Meet our Bates advisor, Karen Patjens

Did you know that South Hill co-op is affiliated with the Home and Life Department at Bates Technical College? Among many other benefits, our school is assigned a Bates Instructor with whom we work closely and who provides:

–  Assistance, consultations and parent education classes.
– Referrals to community resources.
– Monthly parent education opportunities and teacher education workshops.
– Board training and advisory assistance to help the preschool board officers administer the school’s non-profit organization business.

The Bate’s instructor who oversees our school is Karen Patjens. When asked her to share a an article on the importance of play in Early Childhood Education, this is what she had to say:

This is the time of year that adults often ask lots of questions about what children are learning at preschool and why there is so much “free play time”. Free play time is essentially time where children are allowed to choose whatever activity they wish from all which are available in the classroom. It is unstructured time, but not time without rules. The children are still expected to learn how to take turns, treat the materials with respect and use appropriate indoor voices. Still, adults sometimes mistake free play time as time better spent “learning”.

In a segment on National Public Radio featuring Howard Chudacoff, a cultural historian at Brown University, discussed how play has changed. Up until recently children played outdoors, unsupervised and engaged in freewheeling and imaginative play. However, today, children’s play is more scripted by their toys, more directed by the media, and more protected by anxious parents. In the NPR interview, Chudacoff talked about how these changes in how children play also results in changes in their cognitive and emotional development.

“It turns out that all that time spent playing make-believe actually helped children develop a critical cognitive skill called executive function. Executive function has a number of different elements, but a central one is the ability to self-regulate. Kids with good self-regulation are able to control their emotions and behaviors, resist impulses, and exert self-control and discipline.”

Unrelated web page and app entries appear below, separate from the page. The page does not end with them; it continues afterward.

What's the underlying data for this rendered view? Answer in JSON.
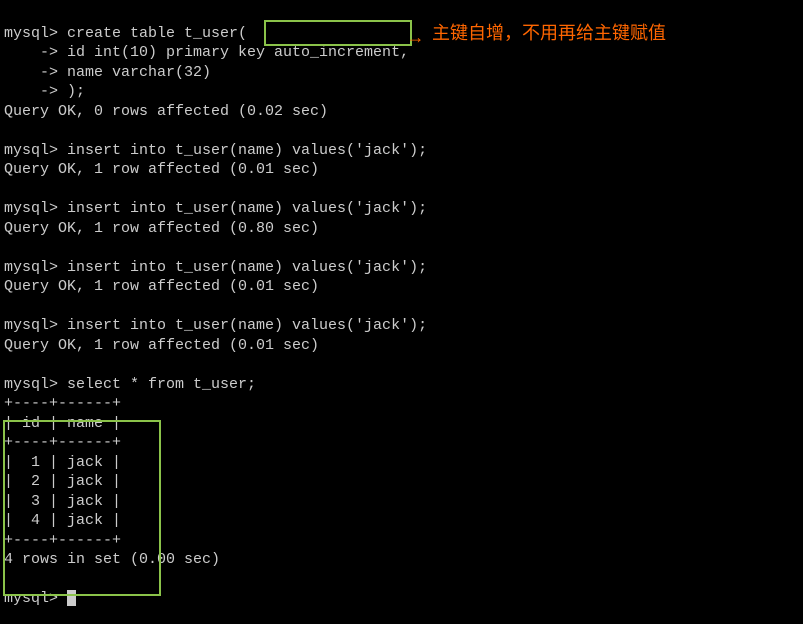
{
  "lines": {
    "l1": "mysql> create table t_user(",
    "l2": "    -> id int(10) primary key auto_increment,",
    "l3": "    -> name varchar(32)",
    "l4": "    -> );",
    "l5": "Query OK, 0 rows affected (0.02 sec)",
    "l6": "",
    "l7": "mysql> insert into t_user(name) values('jack');",
    "l8": "Query OK, 1 row affected (0.01 sec)",
    "l9": "",
    "l10": "mysql> insert into t_user(name) values('jack');",
    "l11": "Query OK, 1 row affected (0.80 sec)",
    "l12": "",
    "l13": "mysql> insert into t_user(name) values('jack');",
    "l14": "Query OK, 1 row affected (0.01 sec)",
    "l15": "",
    "l16": "mysql> insert into t_user(name) values('jack');",
    "l17": "Query OK, 1 row affected (0.01 sec)",
    "l18": "",
    "l19": "mysql> select * from t_user;",
    "l20": "+----+------+",
    "l21": "| id | name |",
    "l22": "+----+------+",
    "l23": "|  1 | jack |",
    "l24": "|  2 | jack |",
    "l25": "|  3 | jack |",
    "l26": "|  4 | jack |",
    "l27": "+----+------+",
    "l28": "4 rows in set (0.00 sec)",
    "l29": "",
    "l30": "mysql> "
  },
  "annotation": "主键自增，不用再给主键赋值",
  "arrow": "→",
  "chart_data": {
    "type": "table",
    "columns": [
      "id",
      "name"
    ],
    "rows": [
      {
        "id": 1,
        "name": "jack"
      },
      {
        "id": 2,
        "name": "jack"
      },
      {
        "id": 3,
        "name": "jack"
      },
      {
        "id": 4,
        "name": "jack"
      }
    ],
    "caption": "t_user"
  }
}
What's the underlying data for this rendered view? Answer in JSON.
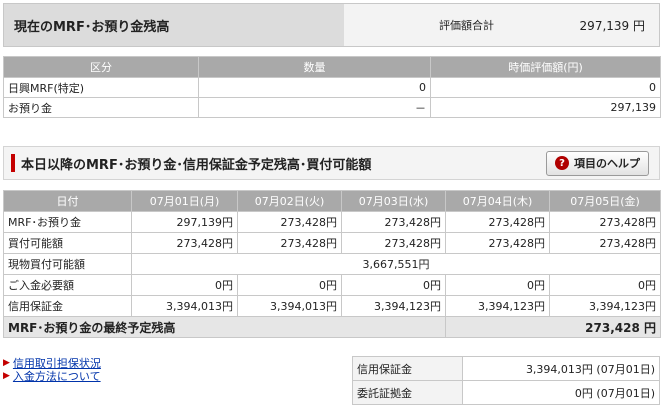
{
  "summary": {
    "title": "現在のMRF･お預り金残高",
    "eval_label": "評価額合計",
    "eval_value": "297,139 円"
  },
  "balance_table": {
    "headers": [
      "区分",
      "数量",
      "時価評価額(円)"
    ],
    "rows": [
      [
        "日興MRF(特定)",
        "0",
        "0"
      ],
      [
        "お預り金",
        "－",
        "297,139"
      ]
    ]
  },
  "section": {
    "title": "本日以降のMRF･お預り金･信用保証金予定残高･買付可能額",
    "help_label": "項目のヘルプ",
    "help_icon": "question-icon"
  },
  "schedule_table": {
    "headers": [
      "日付",
      "07月01日(月)",
      "07月02日(火)",
      "07月03日(水)",
      "07月04日(木)",
      "07月05日(金)"
    ],
    "rows": [
      [
        "MRF･お預り金",
        "297,139円",
        "273,428円",
        "273,428円",
        "273,428円",
        "273,428円"
      ],
      [
        "買付可能額",
        "273,428円",
        "273,428円",
        "273,428円",
        "273,428円",
        "273,428円"
      ]
    ],
    "spot_label": "現物買付可能額",
    "spot_value": "3,667,551円",
    "rows2": [
      [
        "ご入金必要額",
        "0円",
        "0円",
        "0円",
        "0円",
        "0円"
      ],
      [
        "信用保証金",
        "3,394,013円",
        "3,394,013円",
        "3,394,123円",
        "3,394,123円",
        "3,394,123円"
      ]
    ],
    "final_label": "MRF･お預り金の最終予定残高",
    "final_value": "273,428 円"
  },
  "links": {
    "link1": "信用取引担保状況",
    "link2": "入金方法について"
  },
  "margin_table": {
    "rows": [
      [
        "信用保証金",
        "3,394,013円 (07月01日)"
      ],
      [
        "委託証拠金",
        "0円 (07月01日)"
      ]
    ]
  }
}
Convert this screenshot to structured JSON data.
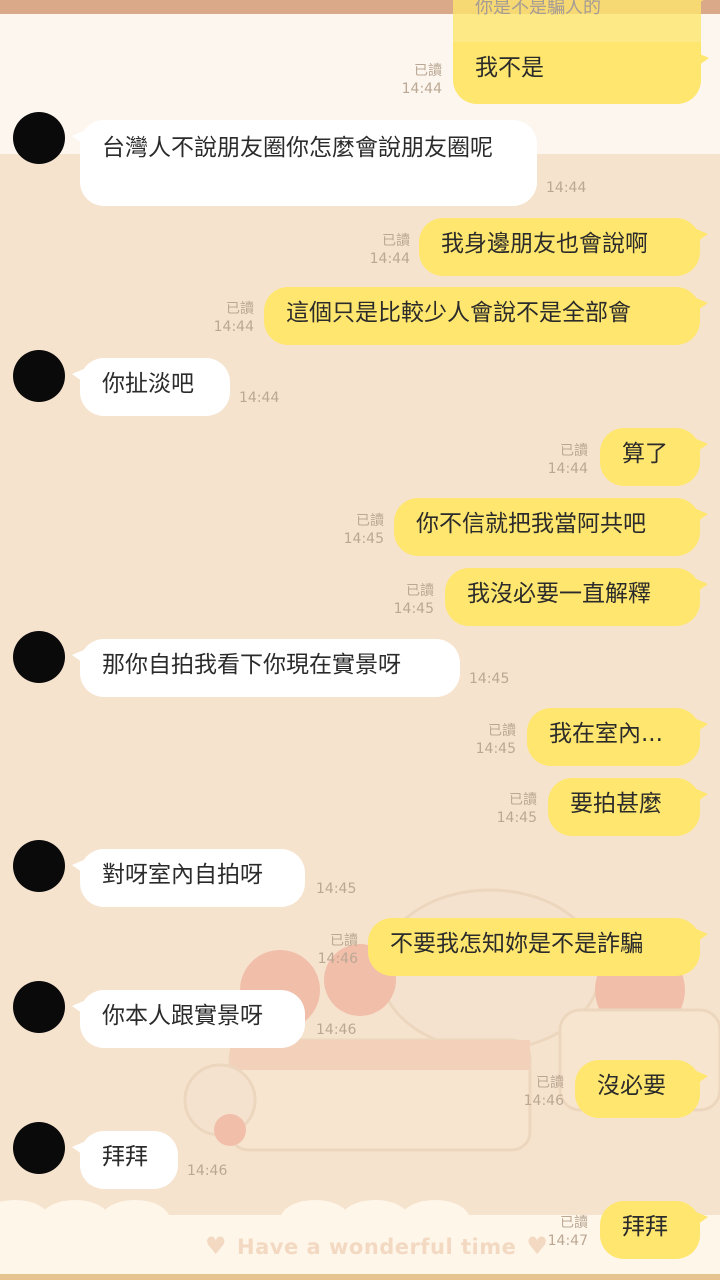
{
  "chat": {
    "messages": [
      {
        "side": "out",
        "read": "",
        "time": "",
        "text": "你是不是騙人的"
      },
      {
        "side": "out",
        "read": "已讀",
        "time": "14:44",
        "text": "我不是"
      },
      {
        "side": "in",
        "time": "14:44",
        "text": "台灣人不說朋友圈你怎麼會說朋友圈呢"
      },
      {
        "side": "out",
        "read": "已讀",
        "time": "14:44",
        "text": "我身邊朋友也會說啊"
      },
      {
        "side": "out",
        "read": "已讀",
        "time": "14:44",
        "text": "這個只是比較少人會說不是全部會"
      },
      {
        "side": "in",
        "time": "14:44",
        "text": "你扯淡吧"
      },
      {
        "side": "out",
        "read": "已讀",
        "time": "14:44",
        "text": "算了"
      },
      {
        "side": "out",
        "read": "已讀",
        "time": "14:45",
        "text": "你不信就把我當阿共吧"
      },
      {
        "side": "out",
        "read": "已讀",
        "time": "14:45",
        "text": "我沒必要一直解釋"
      },
      {
        "side": "in",
        "time": "14:45",
        "text": "那你自拍我看下你現在實景呀"
      },
      {
        "side": "out",
        "read": "已讀",
        "time": "14:45",
        "text": "我在室內..."
      },
      {
        "side": "out",
        "read": "已讀",
        "time": "14:45",
        "text": "要拍甚麼"
      },
      {
        "side": "in",
        "time": "14:45",
        "text": "對呀室內自拍呀"
      },
      {
        "side": "out",
        "read": "已讀",
        "time": "14:46",
        "text": "不要我怎知妳是不是詐騙"
      },
      {
        "side": "in",
        "time": "14:46",
        "text": "你本人跟實景呀"
      },
      {
        "side": "out",
        "read": "已讀",
        "time": "14:46",
        "text": "沒必要"
      },
      {
        "side": "in",
        "time": "14:46",
        "text": "拜拜"
      },
      {
        "side": "out",
        "read": "已讀",
        "time": "14:47",
        "text": "拜拜"
      }
    ]
  },
  "background": {
    "watermark": "Have a wonderful time",
    "heart_icon": "heart-icon"
  },
  "colors": {
    "incoming": "#ffffff",
    "outgoing": "#ffe66e",
    "background": "#f6e3ce",
    "meta": "#bba894"
  }
}
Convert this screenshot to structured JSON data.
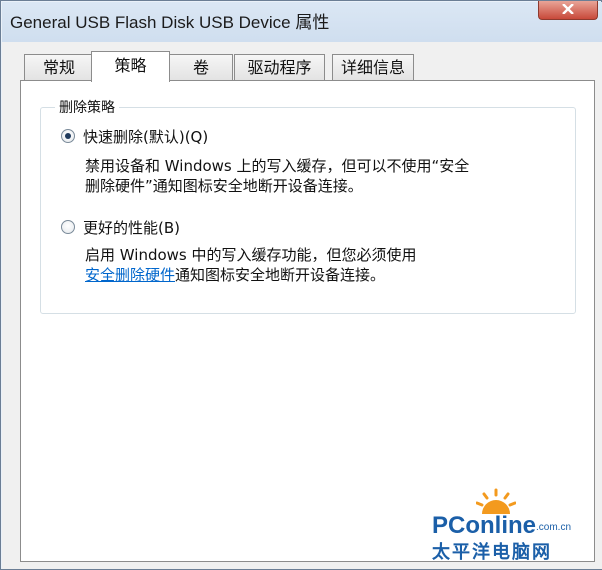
{
  "window": {
    "title": "General USB Flash Disk USB Device 属性"
  },
  "tabs": [
    {
      "label": "常规"
    },
    {
      "label": "策略"
    },
    {
      "label": "卷"
    },
    {
      "label": "驱动程序"
    },
    {
      "label": "详细信息"
    }
  ],
  "active_tab": "策略",
  "removal_policy": {
    "group_title": "删除策略",
    "quick_removal": {
      "label": "快速删除(默认)(Q)",
      "selected": true,
      "desc_line1": "禁用设备和 Windows 上的写入缓存，但可以不使用“安全",
      "desc_line2": "删除硬件”通知图标安全地断开设备连接。"
    },
    "better_performance": {
      "label": "更好的性能(B)",
      "selected": false,
      "desc_line1": "启用 Windows 中的写入缓存功能，但您必须使用",
      "desc_link": "安全删除硬件",
      "desc_line2_rest": "通知图标安全地断开设备连接。"
    }
  },
  "watermark": {
    "brand": "PConline",
    "domain": ".com.cn",
    "chinese": "太平洋电脑网"
  },
  "colors": {
    "link": "#0066cc",
    "watermark": "#1b5fa8",
    "watermark_sun": "#f39a1e"
  },
  "icons": {
    "close": "close-icon",
    "radio_selected": "radio-selected-icon",
    "radio_empty": "radio-unselected-icon",
    "watermark_sun": "sun-logo-icon"
  }
}
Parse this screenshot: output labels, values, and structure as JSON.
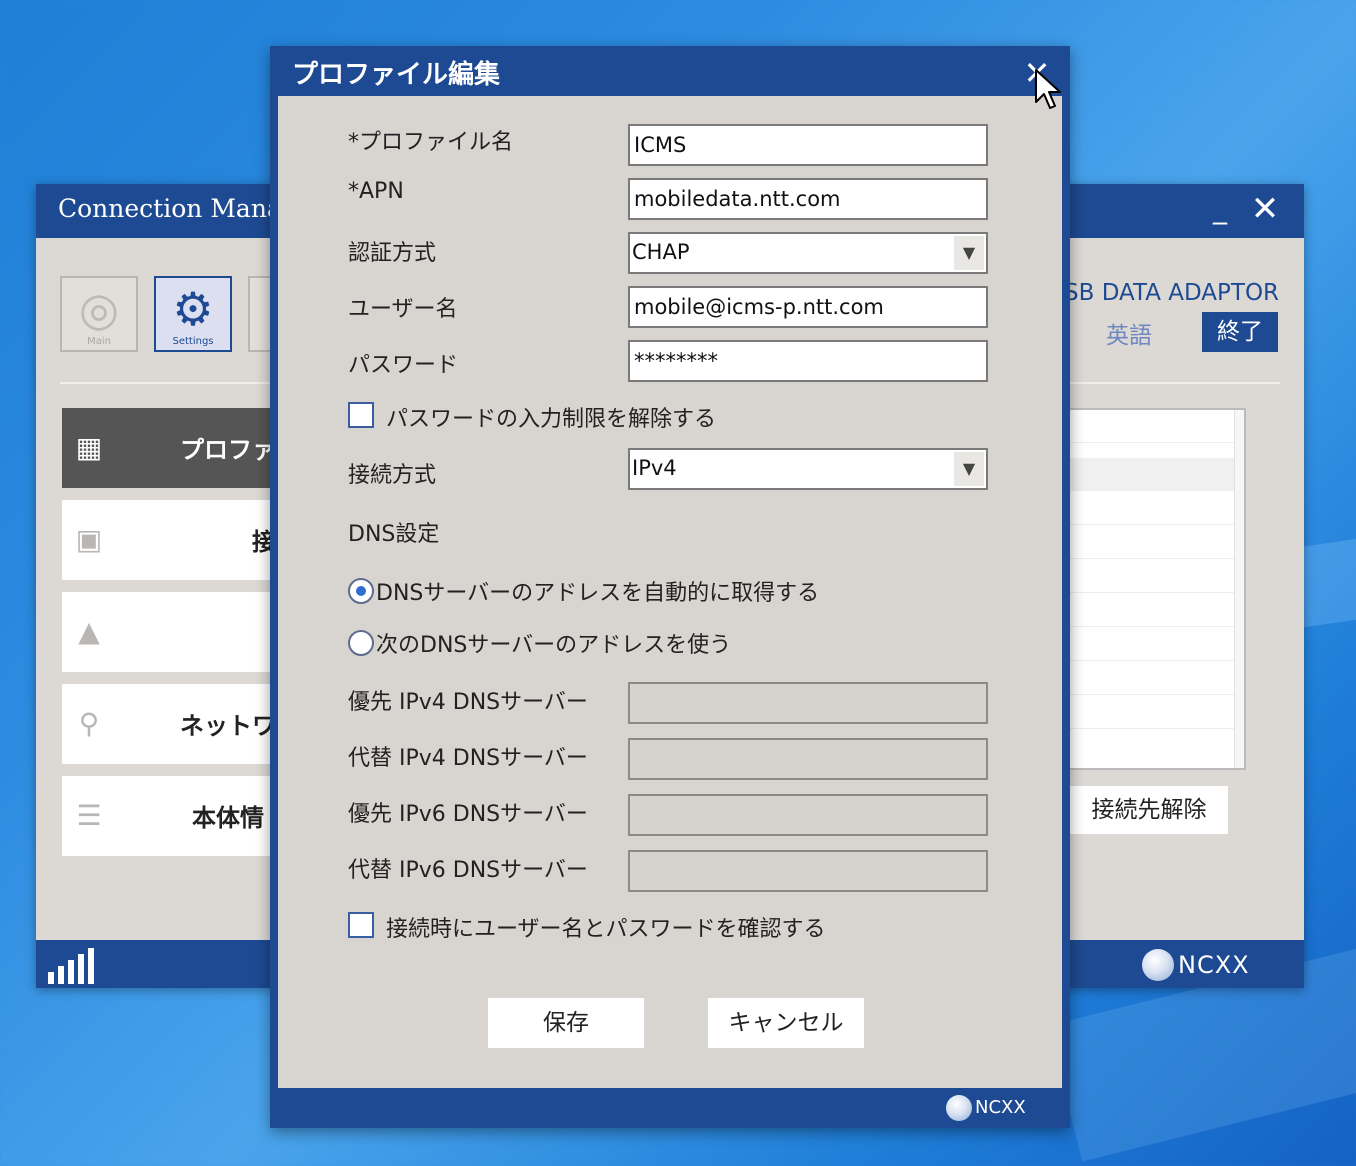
{
  "colors": {
    "brand": "#1d4a92",
    "accent_radio": "#2f6ed1",
    "panel": "#d8d5d1"
  },
  "background_window": {
    "title": "Connection Manag",
    "toolbar": [
      {
        "icon": "globe-icon",
        "label": "Main"
      },
      {
        "icon": "gear-icon",
        "label": "Settings"
      }
    ],
    "menu": [
      {
        "icon": "profile-icon",
        "label": "プロファ"
      },
      {
        "icon": "plug-icon",
        "label": "接"
      },
      {
        "icon": "lock-icon",
        "label": ""
      },
      {
        "icon": "search-icon",
        "label": "ネットワ"
      },
      {
        "icon": "list-icon",
        "label": "本体情"
      }
    ],
    "product": "SB DATA ADAPTOR",
    "language": "英語",
    "exit_label": "終了",
    "disconnect_label": "接続先解除",
    "brand": "NCXX"
  },
  "dialog": {
    "title": "プロファイル編集",
    "profile_name_label": "*プロファイル名",
    "profile_name_value": "ICMS",
    "apn_label": "*APN",
    "apn_value": "mobiledata.ntt.com",
    "auth_label": "認証方式",
    "auth_value": "CHAP",
    "username_label": "ユーザー名",
    "username_value": "mobile@icms-p.ntt.com",
    "password_label": "パスワード",
    "password_value": "********",
    "unlock_password_label": "パスワードの入力制限を解除する",
    "conn_type_label": "接続方式",
    "conn_type_value": "IPv4",
    "dns_section_label": "DNS設定",
    "dns_auto_label": "DNSサーバーのアドレスを自動的に取得する",
    "dns_manual_label": "次のDNSサーバーのアドレスを使う",
    "dns_fields": [
      {
        "label": "優先 IPv4 DNSサーバー",
        "value": ""
      },
      {
        "label": "代替 IPv4 DNSサーバー",
        "value": ""
      },
      {
        "label": "優先 IPv6 DNSサーバー",
        "value": ""
      },
      {
        "label": "代替 IPv6 DNSサーバー",
        "value": ""
      }
    ],
    "confirm_label": "接続時にユーザー名とパスワードを確認する",
    "save_label": "保存",
    "cancel_label": "キャンセル",
    "brand": "NCXX"
  }
}
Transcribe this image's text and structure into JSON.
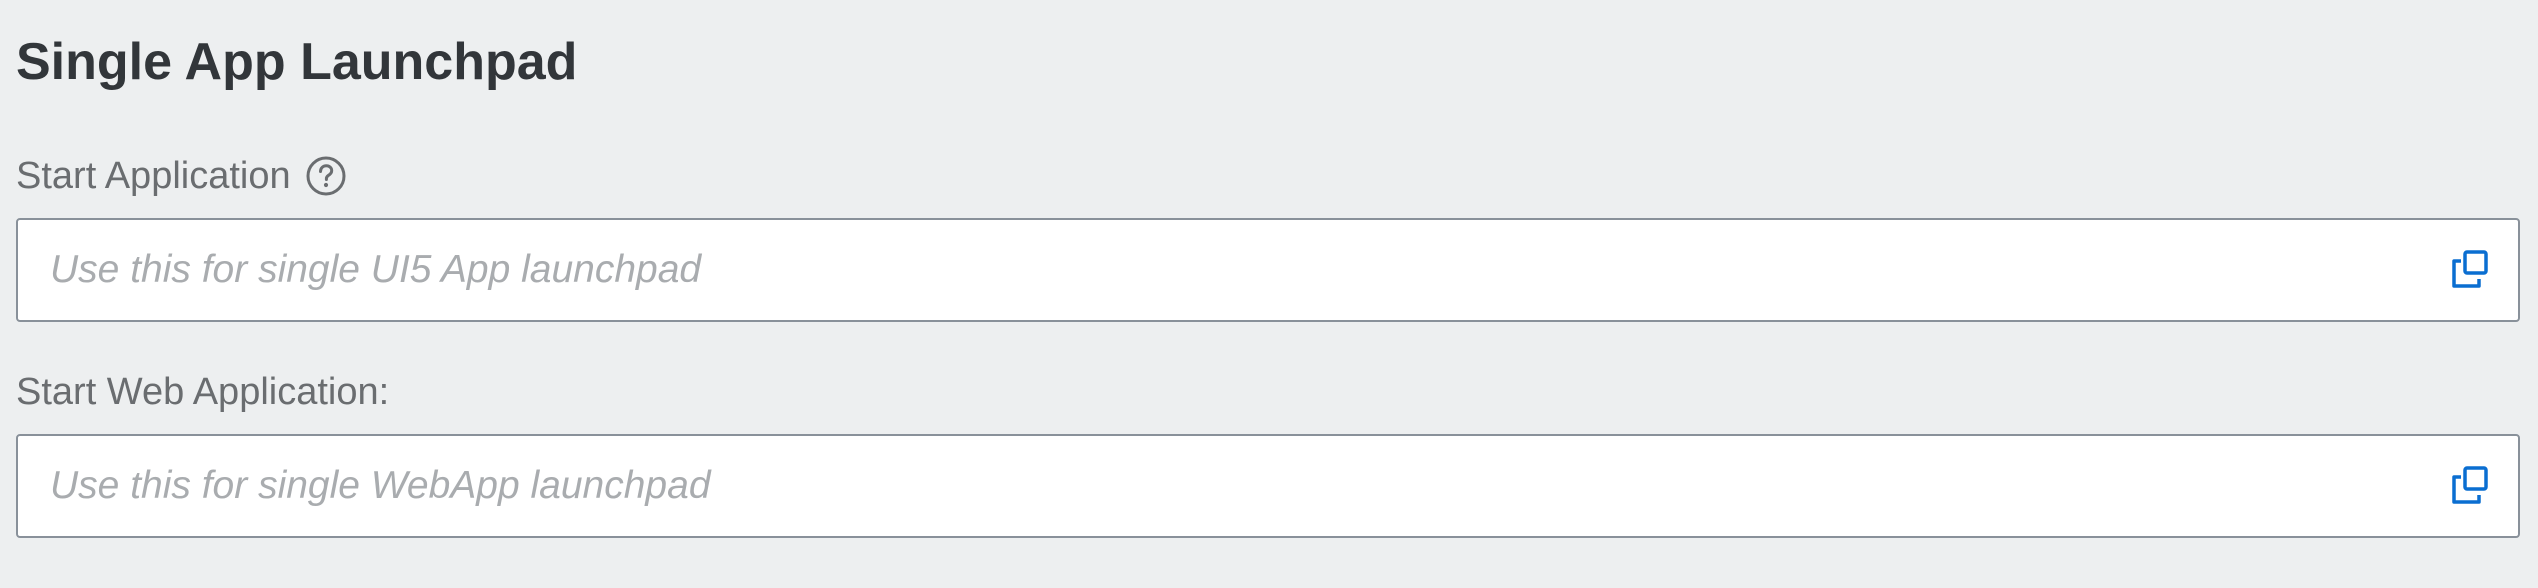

“We know that children’s capacity for self-regulation has diminished. A recent study replicated a study of self-regulation first done in the late 1940s, in which psychological researchers asked kids ages 3, 5, and 7 to do a number of exercises. One of those exercises included standing perfectly still without moving. The 3-year-olds couldn’t stand still at all, the 5-year-olds could do it for about three minutes, and the 7-year-olds could stand pretty much as long as the researchers asked. In 2001, researchers repeated this experiment. But, psychologist Elena Bodrova at the National Institute for Early Education Research says, the results were very different.

“‘Today’s 5-year-olds were acting at the level of 3-year-olds 60 years ago, and today’s 7-year-olds were barely approaching the level of a 5-year-old 60 years ago,’ Bodrova explains. ‘So the results were very sad.’ “ “Sad because self-regulation is incredibly important. Poor executive function is associated with high dropout rates, drug use, and crime. In fact, good executive function is a better predictor of success in school than a child’s IQ. Children who are able to manage their feelings and pay attention are better able to learn. As executive function researcher Laura Berk explains, ‘Self-regulation predicts effective development in virtually every domain.’ ”

It is very important that parents understand what children are learning through play and not diminish the importance of it. If you have any questions about free play, please feel free to ask. As always, I am looking forward to another successful school year and getting to know each and every one of you and your wonderful children.

Karen Patjens

Bates Technical College Child Studies Instructor

kpatjens@bates.ctc.edu
karenp